▶ _WHAT THIS TASK INVOLVES_:
Among the entries that follow, find every line with the word "text" and copy it.

▶ _THE INPUT_:
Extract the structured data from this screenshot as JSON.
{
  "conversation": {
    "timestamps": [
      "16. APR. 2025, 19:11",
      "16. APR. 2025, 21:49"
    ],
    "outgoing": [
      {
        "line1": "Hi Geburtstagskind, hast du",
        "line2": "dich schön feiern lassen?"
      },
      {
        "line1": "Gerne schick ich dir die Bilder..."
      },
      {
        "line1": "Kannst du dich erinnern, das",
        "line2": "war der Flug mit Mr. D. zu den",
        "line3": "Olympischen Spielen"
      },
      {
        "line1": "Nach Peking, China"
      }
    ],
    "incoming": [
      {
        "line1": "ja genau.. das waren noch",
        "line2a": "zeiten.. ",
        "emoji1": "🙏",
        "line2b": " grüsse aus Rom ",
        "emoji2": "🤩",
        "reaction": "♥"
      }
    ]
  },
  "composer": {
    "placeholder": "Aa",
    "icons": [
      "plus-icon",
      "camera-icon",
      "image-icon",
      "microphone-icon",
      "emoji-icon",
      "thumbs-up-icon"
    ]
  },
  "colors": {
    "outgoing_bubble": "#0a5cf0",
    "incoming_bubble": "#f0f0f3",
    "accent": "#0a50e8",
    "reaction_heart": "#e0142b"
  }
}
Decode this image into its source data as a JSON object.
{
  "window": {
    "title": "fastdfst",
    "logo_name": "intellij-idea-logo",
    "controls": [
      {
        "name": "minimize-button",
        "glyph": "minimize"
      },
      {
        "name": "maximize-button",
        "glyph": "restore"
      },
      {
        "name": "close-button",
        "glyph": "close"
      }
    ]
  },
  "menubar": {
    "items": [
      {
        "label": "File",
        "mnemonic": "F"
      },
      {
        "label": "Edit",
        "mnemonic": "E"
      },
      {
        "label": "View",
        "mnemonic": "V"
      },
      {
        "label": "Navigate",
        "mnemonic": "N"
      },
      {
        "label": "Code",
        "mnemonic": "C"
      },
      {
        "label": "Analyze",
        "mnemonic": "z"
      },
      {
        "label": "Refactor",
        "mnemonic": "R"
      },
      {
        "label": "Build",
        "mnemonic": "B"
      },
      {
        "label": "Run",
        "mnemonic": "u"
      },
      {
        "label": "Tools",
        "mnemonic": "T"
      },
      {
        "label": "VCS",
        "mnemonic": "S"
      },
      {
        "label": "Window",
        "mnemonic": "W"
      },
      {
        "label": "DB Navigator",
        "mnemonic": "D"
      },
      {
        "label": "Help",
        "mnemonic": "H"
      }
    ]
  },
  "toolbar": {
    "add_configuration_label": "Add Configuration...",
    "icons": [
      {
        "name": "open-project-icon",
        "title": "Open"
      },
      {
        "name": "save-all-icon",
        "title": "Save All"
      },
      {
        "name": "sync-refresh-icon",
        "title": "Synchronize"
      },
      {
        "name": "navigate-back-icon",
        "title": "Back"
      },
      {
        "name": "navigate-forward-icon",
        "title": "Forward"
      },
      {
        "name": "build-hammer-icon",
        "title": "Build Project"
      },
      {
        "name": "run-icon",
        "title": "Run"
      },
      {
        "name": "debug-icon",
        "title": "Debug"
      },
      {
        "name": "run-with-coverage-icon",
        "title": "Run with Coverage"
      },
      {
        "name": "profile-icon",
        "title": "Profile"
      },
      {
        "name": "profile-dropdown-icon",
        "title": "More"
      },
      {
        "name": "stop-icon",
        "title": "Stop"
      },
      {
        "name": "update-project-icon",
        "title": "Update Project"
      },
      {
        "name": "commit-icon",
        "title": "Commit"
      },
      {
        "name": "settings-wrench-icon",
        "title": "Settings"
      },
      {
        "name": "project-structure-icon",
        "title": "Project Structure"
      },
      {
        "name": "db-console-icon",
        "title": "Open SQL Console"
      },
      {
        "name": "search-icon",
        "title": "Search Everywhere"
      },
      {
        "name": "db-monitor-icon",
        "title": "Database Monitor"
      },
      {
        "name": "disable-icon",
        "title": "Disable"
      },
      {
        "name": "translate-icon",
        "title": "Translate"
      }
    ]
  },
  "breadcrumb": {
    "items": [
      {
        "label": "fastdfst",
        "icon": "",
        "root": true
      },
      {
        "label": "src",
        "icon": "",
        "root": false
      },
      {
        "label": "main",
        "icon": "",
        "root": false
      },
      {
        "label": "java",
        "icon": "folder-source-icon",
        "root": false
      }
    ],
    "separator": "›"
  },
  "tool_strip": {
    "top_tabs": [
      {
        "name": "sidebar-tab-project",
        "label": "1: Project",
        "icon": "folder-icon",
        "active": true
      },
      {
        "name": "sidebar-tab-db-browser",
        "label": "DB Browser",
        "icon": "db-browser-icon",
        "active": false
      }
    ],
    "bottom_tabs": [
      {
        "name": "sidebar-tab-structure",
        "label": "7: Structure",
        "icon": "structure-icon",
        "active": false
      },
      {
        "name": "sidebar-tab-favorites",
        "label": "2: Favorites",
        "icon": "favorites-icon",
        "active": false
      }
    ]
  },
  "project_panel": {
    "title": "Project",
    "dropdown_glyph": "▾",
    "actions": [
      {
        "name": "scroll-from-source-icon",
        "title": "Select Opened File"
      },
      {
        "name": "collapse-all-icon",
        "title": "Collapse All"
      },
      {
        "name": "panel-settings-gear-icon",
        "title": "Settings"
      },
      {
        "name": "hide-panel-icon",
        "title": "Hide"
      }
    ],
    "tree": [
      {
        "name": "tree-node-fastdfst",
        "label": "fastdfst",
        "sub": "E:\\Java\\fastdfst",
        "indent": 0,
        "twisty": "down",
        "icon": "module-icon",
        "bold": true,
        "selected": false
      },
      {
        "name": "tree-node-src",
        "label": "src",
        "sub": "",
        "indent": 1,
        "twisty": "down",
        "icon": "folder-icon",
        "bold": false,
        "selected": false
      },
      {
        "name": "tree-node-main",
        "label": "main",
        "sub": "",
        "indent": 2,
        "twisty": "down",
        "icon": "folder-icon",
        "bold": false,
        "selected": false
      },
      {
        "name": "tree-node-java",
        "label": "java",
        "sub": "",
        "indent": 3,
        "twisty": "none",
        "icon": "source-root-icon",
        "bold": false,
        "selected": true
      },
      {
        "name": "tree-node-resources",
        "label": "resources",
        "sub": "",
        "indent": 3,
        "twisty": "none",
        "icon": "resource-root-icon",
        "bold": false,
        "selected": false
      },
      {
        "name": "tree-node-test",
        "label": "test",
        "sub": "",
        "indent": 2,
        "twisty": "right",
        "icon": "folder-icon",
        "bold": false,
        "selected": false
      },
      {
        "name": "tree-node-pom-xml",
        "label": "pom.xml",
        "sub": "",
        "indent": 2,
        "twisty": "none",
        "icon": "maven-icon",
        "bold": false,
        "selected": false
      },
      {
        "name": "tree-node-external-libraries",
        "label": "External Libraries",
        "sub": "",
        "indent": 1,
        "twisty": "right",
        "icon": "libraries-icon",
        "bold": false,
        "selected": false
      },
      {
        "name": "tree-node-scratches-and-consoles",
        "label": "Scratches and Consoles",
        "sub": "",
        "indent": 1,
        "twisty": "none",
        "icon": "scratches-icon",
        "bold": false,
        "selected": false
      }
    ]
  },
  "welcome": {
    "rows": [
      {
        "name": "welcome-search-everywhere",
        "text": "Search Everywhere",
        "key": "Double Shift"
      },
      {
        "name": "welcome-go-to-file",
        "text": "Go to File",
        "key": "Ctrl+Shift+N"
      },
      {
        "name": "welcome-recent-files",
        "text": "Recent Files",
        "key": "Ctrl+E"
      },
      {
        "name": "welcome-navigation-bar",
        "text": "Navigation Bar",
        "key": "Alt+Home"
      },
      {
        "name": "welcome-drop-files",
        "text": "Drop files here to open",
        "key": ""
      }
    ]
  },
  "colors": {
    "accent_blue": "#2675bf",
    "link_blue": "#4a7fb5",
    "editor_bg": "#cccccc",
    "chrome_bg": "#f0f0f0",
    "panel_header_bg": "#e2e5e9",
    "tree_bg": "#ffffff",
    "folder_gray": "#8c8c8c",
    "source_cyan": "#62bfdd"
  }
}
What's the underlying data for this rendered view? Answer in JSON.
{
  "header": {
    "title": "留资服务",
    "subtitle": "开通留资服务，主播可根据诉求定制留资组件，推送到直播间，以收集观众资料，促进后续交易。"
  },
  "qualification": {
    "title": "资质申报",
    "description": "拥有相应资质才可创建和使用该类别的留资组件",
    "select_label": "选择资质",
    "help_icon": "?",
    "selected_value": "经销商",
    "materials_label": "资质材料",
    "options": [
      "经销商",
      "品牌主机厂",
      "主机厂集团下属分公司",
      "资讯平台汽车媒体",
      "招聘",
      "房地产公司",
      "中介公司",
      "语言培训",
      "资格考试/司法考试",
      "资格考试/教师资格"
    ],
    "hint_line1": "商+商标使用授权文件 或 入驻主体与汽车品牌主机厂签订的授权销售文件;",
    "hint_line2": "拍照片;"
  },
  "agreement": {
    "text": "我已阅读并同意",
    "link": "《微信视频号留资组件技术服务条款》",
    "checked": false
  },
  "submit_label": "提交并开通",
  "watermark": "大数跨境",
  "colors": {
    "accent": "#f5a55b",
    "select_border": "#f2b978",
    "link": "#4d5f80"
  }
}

▶ _ANSWER AREA_:
        "text": "Search Everywhere",
        "text": "Go to File",
        "text": "Recent Files",
        "text": "Navigation Bar",
        "text": "Drop files here to open",
    "text": "我已阅读并同意",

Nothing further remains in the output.